Dr. Welsh chaired our 2010 research conference and its plenary session on aging, diet, physical activity and cancer, but she also presented on her own research involving vitamin D and breast cancer.
Dr. Welsh reviews her presentation, and shares some of the implications of her cutting-edge, AICR-supported research.
Here’s a handy glossary to some of the terms she uses with which you might be unfamiliar:
“…knockout of the vdr…”: Here, she’s talking about working w/an organism whose breast cells don’t respond to the presence of vitamin D, and tracking how this affects the way its breast tissue responds. Her work suggests that vitamin D plays an important role in governing the breast’s immune response.
“…cytokines...”: These are the cellular message-carriers of our immune system — they help our bodies defend against infections by passing along information and regulating our immune response.
First there was genomics and now there is proteomics, one of the emerging areas of scientific research. Proteomics is the study of all the proteins made by our genes, and that’s a lot of proteins: Humans have about 20,000 genes and one gene could direct the production for tens of proteins.
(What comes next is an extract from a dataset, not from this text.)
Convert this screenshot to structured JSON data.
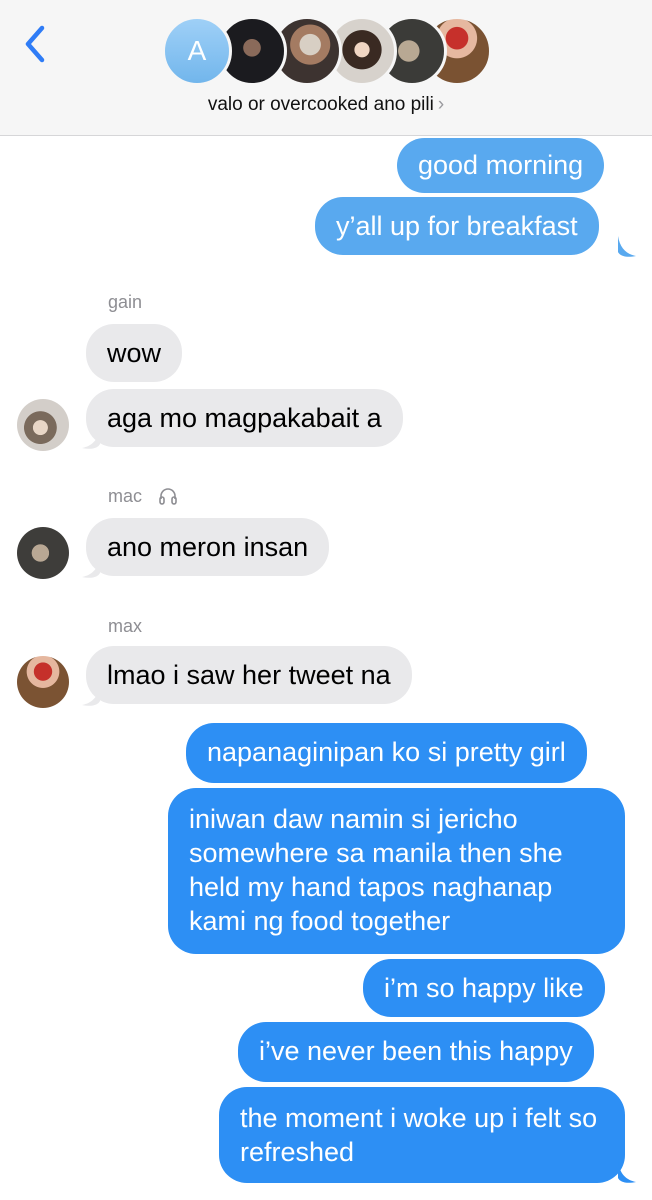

It’s the nutritional proteomics session of the AICR Research Conference and there’s a lot of cutting-edge research being presented. As Dr. John Milner of the National Cancer Institute points out, food components all must have a target action site, and that is always a protein. Can exercise change our proteome? How do certain foods alter the proteome and thereby, help prevent cancer?
In one presentation, Dr. Coral Lamartiniere at the University of Alabama at Birmingham discussed his research showing that the timing of consuming a soy component – genistein – plays a big role in breast cancer risk. In animal studies, he found consumption of soy during pre-puberty reduced the risk of breast tumors. Once exposed to genistein during pre-puberty, consuming the compound as an adult increases the protective effect.
Then Dr. Lamartiniere identified the different proteins in the breast tissue between the animals that consumed and did not consume genistein. Knowing the proteins involved will help researchers understand how genistein may play a role in breast cancer prevention and susceptibility.
It’s early, but nutritional proteomics holds a lot of promise for understanding cancer risk, says Dr. Milner. As this session made clear: more research is underway.
To support October’s Breast Cancer Awareness Month, AICR has just introduced “The AICR Breast Cancer Prevention Pack.” These science-based materials provide easy-to-read and practical ideas to help women prevent breast cancer through basic lifestyle changes.
If you’re looking for materials for a health fair – in October, or any month – this pack is a perfect way to reach women of all ages.
The brochures and health aids in the packet include:
1. “Reducing Your Risk of Breast Cancer” – an overview of breast cancer prevention
2. “The Facts about Alcohol” – information on how alcohol affects breast cancer risk
3. “The New American Plate” – AICR’s popular guide, with recipes, for eating for a healthy weight
4. “AICR Guidelines Magnet” – developed to help women remember their daily physical activity
5. “BSE Shower Card – A waterproof “how to” and monthly reminder for breast self-exams
Let us know what kind of health fair or event your organization is planning this fall!
We fund cutting-edge research and give people practical tools and information to help them prevent–and survive–cancer.
American Institute for Cancer Research
1759 R Street, NW, Washington, DC 20009
P: (800) 843-8114 | (202) 328-7744 in D.C.
Fax: (202) 328-7226 | Email: firstname.lastname@example.org